[Aim of the task] Determine how many lines in the records that follow hold the string "JSON". Only that number should be returned.

[Data shown]
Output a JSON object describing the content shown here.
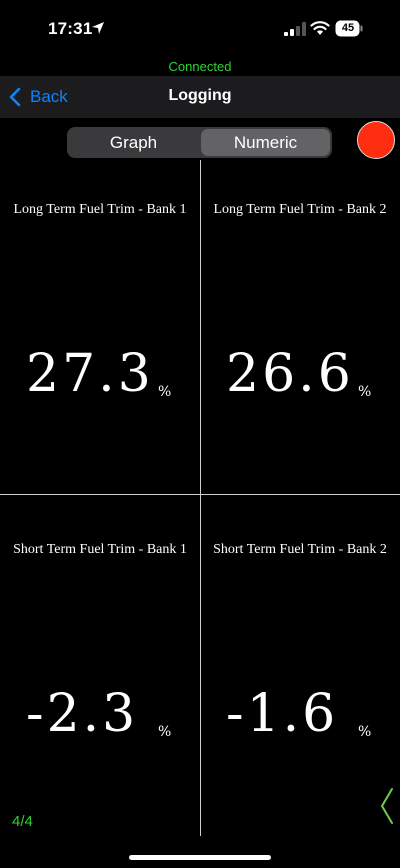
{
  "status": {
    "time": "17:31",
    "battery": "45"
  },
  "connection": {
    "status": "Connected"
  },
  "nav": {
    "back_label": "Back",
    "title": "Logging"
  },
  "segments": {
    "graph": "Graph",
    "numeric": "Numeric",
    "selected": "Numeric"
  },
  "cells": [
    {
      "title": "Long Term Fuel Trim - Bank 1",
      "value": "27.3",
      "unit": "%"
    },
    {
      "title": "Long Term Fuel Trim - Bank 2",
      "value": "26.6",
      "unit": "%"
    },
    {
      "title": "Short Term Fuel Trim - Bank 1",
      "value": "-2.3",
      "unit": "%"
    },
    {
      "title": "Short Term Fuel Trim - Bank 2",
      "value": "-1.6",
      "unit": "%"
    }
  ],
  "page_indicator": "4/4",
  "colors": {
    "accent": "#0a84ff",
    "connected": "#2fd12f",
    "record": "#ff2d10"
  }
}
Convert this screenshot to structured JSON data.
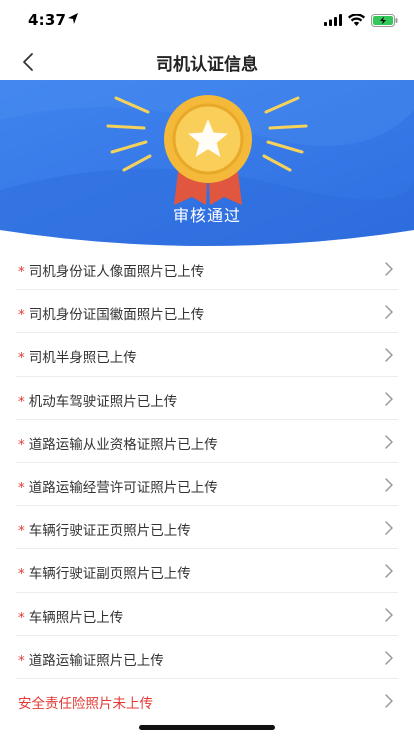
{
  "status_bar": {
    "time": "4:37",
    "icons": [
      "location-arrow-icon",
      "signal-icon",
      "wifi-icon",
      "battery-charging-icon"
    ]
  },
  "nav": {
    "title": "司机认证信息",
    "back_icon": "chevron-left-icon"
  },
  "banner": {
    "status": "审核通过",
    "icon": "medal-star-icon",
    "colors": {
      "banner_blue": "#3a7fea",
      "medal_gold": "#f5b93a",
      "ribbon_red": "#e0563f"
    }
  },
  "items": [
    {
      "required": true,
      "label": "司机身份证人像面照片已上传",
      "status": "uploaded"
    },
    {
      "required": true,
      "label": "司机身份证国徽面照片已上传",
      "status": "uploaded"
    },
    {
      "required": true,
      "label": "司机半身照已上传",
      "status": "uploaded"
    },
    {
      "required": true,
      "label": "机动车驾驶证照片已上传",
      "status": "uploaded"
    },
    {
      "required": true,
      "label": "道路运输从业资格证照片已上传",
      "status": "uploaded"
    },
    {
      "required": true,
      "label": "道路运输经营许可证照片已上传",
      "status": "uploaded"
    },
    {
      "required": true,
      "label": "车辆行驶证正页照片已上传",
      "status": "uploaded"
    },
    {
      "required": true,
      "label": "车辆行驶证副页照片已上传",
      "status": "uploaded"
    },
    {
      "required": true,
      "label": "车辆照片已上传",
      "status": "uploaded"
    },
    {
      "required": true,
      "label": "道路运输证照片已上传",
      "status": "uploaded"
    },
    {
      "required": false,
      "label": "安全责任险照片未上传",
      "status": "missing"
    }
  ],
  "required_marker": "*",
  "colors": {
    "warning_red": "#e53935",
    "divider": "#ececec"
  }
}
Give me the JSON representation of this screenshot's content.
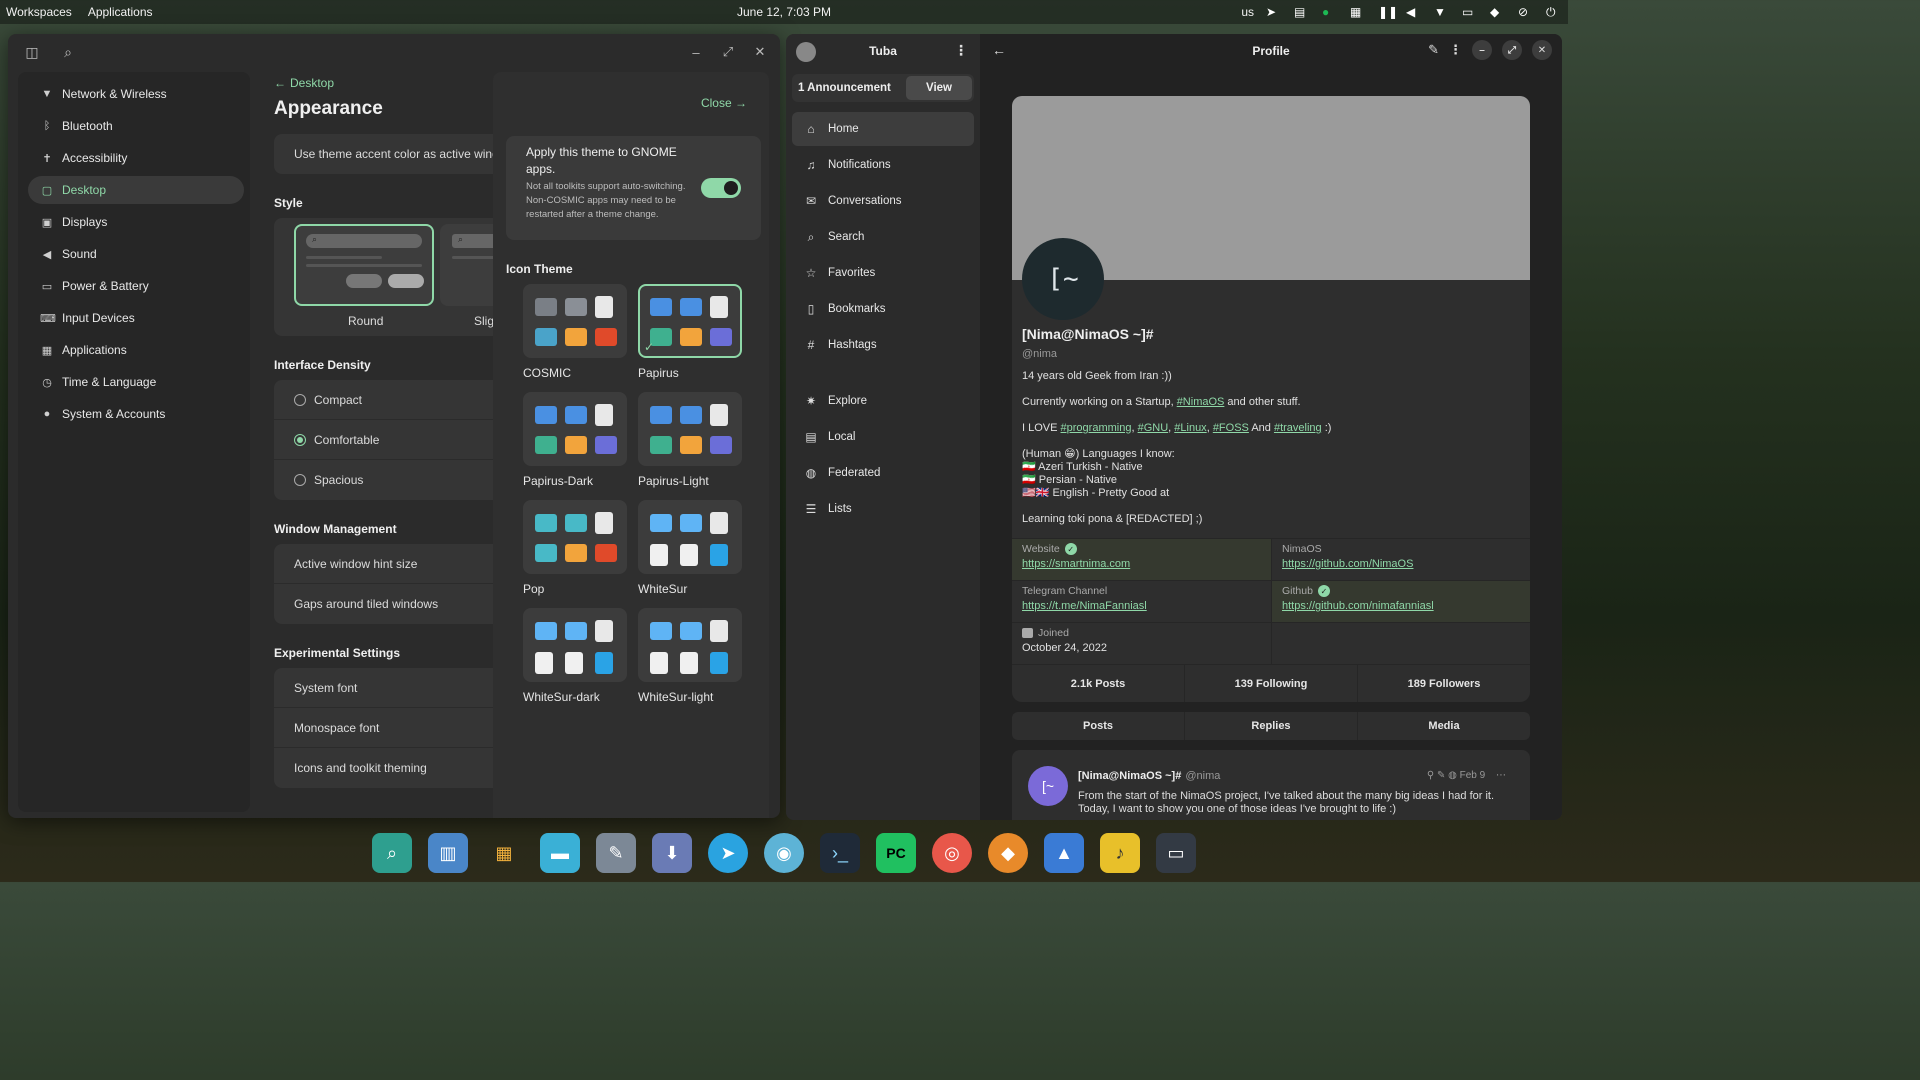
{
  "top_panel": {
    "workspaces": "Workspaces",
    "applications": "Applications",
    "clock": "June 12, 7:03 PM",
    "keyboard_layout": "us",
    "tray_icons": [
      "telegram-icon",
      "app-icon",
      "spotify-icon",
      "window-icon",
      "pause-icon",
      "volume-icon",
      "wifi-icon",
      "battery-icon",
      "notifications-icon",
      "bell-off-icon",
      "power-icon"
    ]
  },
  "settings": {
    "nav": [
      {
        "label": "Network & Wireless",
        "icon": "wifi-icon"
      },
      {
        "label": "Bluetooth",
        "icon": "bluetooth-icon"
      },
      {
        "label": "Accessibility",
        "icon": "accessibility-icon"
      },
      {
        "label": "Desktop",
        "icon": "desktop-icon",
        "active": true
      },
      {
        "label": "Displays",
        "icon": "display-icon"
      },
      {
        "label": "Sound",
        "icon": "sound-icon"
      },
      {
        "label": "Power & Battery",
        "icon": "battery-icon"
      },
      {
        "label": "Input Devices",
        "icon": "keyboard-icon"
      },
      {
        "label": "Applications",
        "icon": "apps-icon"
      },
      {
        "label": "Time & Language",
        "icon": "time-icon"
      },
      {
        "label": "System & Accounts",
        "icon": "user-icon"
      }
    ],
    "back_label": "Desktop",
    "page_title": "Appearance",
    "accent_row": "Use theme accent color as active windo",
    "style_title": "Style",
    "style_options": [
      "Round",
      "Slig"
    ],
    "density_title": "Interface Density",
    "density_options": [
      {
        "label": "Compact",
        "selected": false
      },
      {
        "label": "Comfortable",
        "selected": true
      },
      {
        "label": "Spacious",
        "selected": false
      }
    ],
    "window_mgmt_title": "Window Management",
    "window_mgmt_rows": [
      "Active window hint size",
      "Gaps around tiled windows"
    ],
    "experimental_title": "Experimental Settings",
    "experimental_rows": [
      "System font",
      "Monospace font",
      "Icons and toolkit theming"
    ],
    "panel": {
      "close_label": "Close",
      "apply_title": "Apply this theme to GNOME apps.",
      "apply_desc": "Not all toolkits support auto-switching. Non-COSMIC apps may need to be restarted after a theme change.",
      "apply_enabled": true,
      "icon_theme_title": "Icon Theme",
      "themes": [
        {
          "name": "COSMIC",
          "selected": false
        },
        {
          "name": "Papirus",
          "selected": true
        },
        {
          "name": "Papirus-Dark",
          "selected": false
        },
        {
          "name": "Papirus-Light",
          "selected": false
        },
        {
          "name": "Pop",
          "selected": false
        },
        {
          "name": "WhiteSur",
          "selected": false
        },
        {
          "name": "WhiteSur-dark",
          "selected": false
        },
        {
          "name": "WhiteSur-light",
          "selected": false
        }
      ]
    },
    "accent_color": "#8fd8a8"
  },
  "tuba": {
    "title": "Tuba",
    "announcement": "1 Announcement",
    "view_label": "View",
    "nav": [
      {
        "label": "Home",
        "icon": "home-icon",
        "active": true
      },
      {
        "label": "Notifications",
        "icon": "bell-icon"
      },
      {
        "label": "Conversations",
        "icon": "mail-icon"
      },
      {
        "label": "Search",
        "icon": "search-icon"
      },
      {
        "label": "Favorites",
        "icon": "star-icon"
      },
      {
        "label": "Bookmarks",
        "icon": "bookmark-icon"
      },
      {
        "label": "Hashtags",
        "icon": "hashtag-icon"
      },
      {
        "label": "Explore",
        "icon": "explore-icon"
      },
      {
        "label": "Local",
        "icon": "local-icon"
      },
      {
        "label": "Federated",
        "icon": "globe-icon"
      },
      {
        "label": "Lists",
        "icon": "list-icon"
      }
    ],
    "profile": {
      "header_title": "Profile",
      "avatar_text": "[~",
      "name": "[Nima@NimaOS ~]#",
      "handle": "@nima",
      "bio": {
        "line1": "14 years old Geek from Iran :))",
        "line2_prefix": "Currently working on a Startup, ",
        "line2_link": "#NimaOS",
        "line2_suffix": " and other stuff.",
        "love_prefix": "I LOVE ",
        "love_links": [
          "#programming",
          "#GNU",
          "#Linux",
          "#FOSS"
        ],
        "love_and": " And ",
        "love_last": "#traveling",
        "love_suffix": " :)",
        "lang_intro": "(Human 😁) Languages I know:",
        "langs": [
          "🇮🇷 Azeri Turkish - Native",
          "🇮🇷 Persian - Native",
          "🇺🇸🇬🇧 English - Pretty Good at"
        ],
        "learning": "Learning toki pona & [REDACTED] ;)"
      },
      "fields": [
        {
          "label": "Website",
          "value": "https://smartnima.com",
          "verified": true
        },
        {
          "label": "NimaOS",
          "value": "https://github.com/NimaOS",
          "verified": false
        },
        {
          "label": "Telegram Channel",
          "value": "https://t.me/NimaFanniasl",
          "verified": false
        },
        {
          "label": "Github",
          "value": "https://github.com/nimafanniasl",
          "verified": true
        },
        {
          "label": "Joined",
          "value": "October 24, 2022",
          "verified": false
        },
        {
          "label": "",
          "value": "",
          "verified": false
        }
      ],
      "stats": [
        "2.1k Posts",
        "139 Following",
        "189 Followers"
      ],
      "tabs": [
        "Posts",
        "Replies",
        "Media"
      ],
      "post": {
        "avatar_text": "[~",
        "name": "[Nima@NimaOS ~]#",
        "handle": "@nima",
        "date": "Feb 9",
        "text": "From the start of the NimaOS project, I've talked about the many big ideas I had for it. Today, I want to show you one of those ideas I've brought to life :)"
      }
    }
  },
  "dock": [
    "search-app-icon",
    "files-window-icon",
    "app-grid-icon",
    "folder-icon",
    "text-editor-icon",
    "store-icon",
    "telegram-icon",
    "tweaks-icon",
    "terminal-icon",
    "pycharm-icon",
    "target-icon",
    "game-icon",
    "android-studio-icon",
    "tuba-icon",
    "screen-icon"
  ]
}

[Exercise answer] 3